It’s been awhile since I’ve seen such an egregiously lunkheaded movie as Olympus Has Fallen. Happy to let its talented cast deliver recycled, leaden dialogue and go through the motions of a recycled, leaden plot, its real failing goes beyond that, because a movie can be unoriginal, stupid, and still entertain. What makes Olympus Has Fallen particularly repugnant are the repeated notes of right-wing American jingoism. All the knee-jerk responses to Bigelow’s Zero Dark Thirty about it advocating torture and xenophobia that were completely off-base are right on target here. This is laughably bad stuff, insulting its audience.

Gerard Butler (I like to think of him introducing himself with his original, thick Scottish accent: AHHM GEHRRY BOOOT-LAH!) is Mike Banning, a secret service guy on the presidential detail (Aaron Eckhart and Ashley Judd as the first couple) who falls out of favour with his boss one bad, snowy night near Camp David. Banning gets consigned to a desk job at the Treasury Department, while his wife (Radha Mitchell) tries to get him to pay attention to their life together.

Fortunately for Banning, the North Koreans invade Washington DC, led by Rick Yune, who was just as unthreatening a villain in Die Another Day, though there he had better make-up. Banning’s given a reason to redeem himself when the White House gets taken in a massively implausible military operation, putting Speaker of the House Trumbull (Morgan Freeman, in every close-up looking like he knows he’s much better than this material) in charge while the terrorists hold POTUS and his other key staff hostage. Quality character actors Angela Bassett, Melissa Leo, Cole Hauser and Robert Forster are wasted. Forster, playing a grumpy general, at one point actually exclaims, “Fuckin’ shit.” That’s some poetry right there.

What we then get is Die Hard at the White House. The film outright steals two or three scenes directly from that much finer action movie, which I could forgive if the action sequences here weren’t over-edited and poorly lit, or Butler did more than jut his jaw and look steely.
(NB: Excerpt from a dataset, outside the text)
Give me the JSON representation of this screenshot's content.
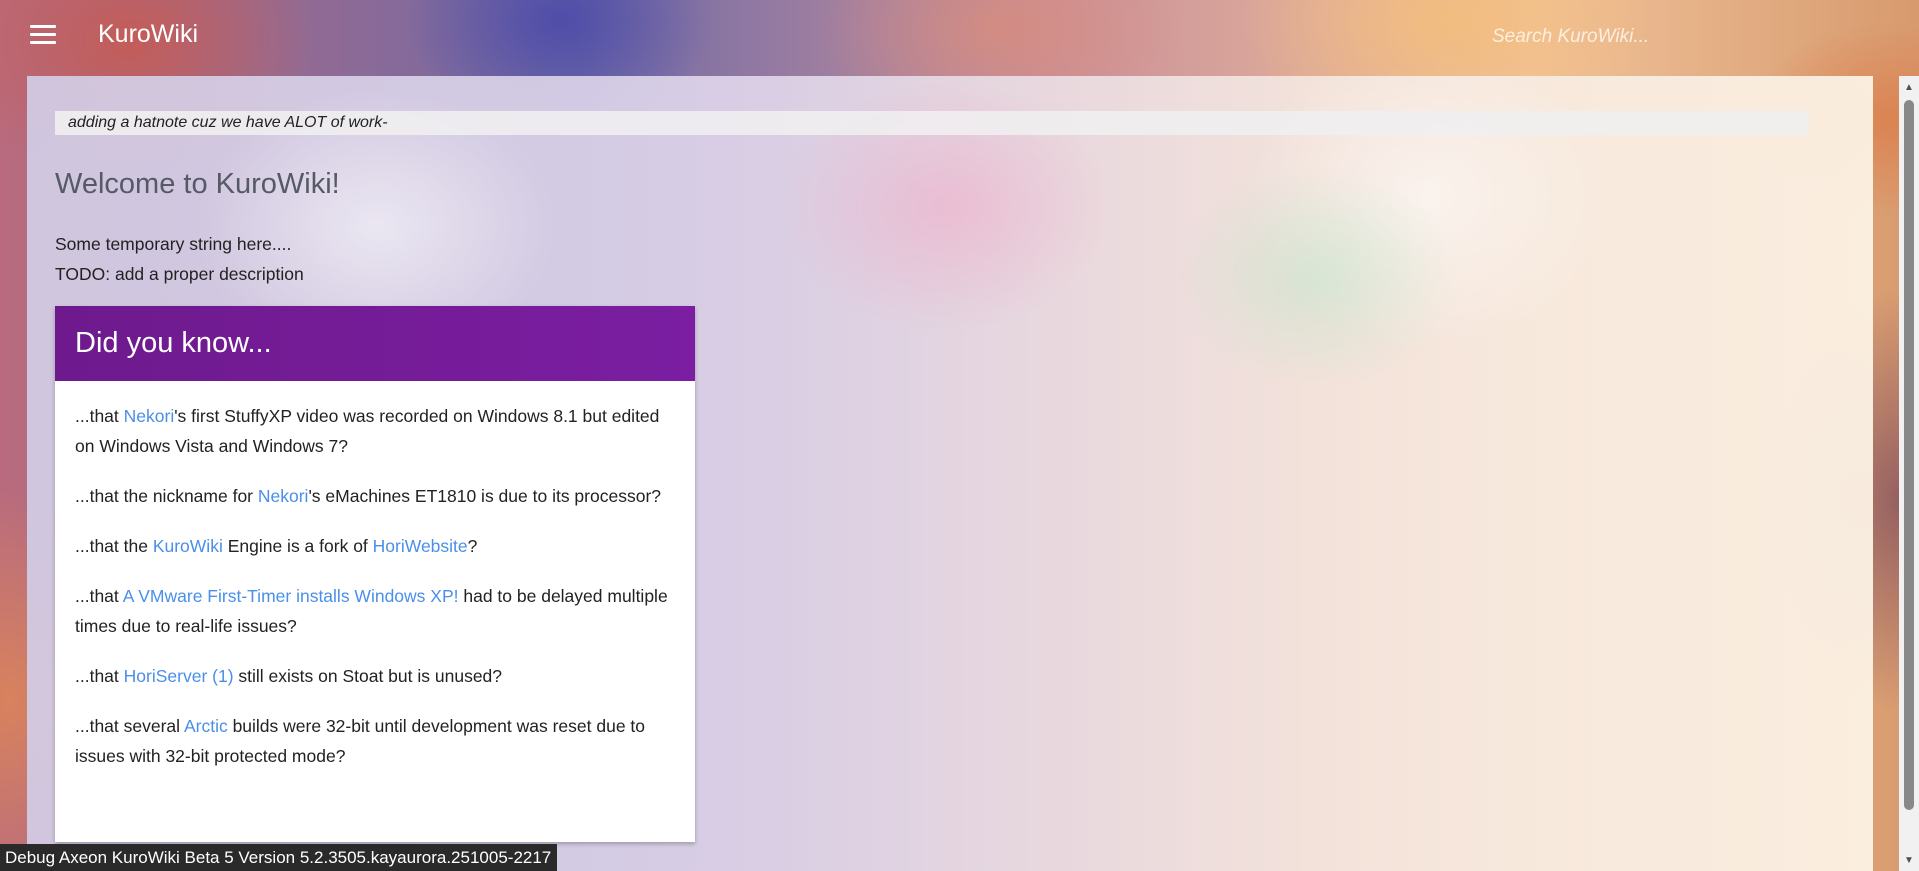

And while there is some satisfyingly bloody violence (if you like that sort of thing), the whole endeavour is so nasty, I didn’t care for a second about anyone who was in jeopardy. Don’t get me wrong, I have time for a cartoon actioner that serves up some fun. This isn’t fun. I really can’t say it any better than Noah Berlatsky did at The Atlantic, on the subject of Olympus Has Fallen‘s septic vision. And, yup, a portion of the people watching at my screening also laughed with glee at the scene of Banning taking a knife to helpless prisoners.

As the third act starts to resolve in exactly the way you know it’s going to, there’s a painfully obvious red herring where everyone onscreen assumes a key character has been killed. The filmmakers naturally show the downcast faces of many characters who are supposed to care about this, believing this transparent ploy. Are we supposed to buy it, too? At this point I wanted to buy a ticket to LA, track down Antoine Fuqua and give him a piece of my mind. How stupid do you think I am, Antoine?

The most disappointing thing in all of this is Olympus Has Fallen is a hit. And, joy of joys, White House Down, another movie with a very similar premise is right around the corner. Dare we hope for a better take on this material? Even from notorious disaster movie hack Roland Emmerich, it couldn’t be much worse.

About the author


Carsten Knox is a massive, cheese-eating nerd. In the day he works as a journalist in Halifax, Nova Scotia. At night he stares out at the rain-slick streets, watches movies, and writes about what he's seeing.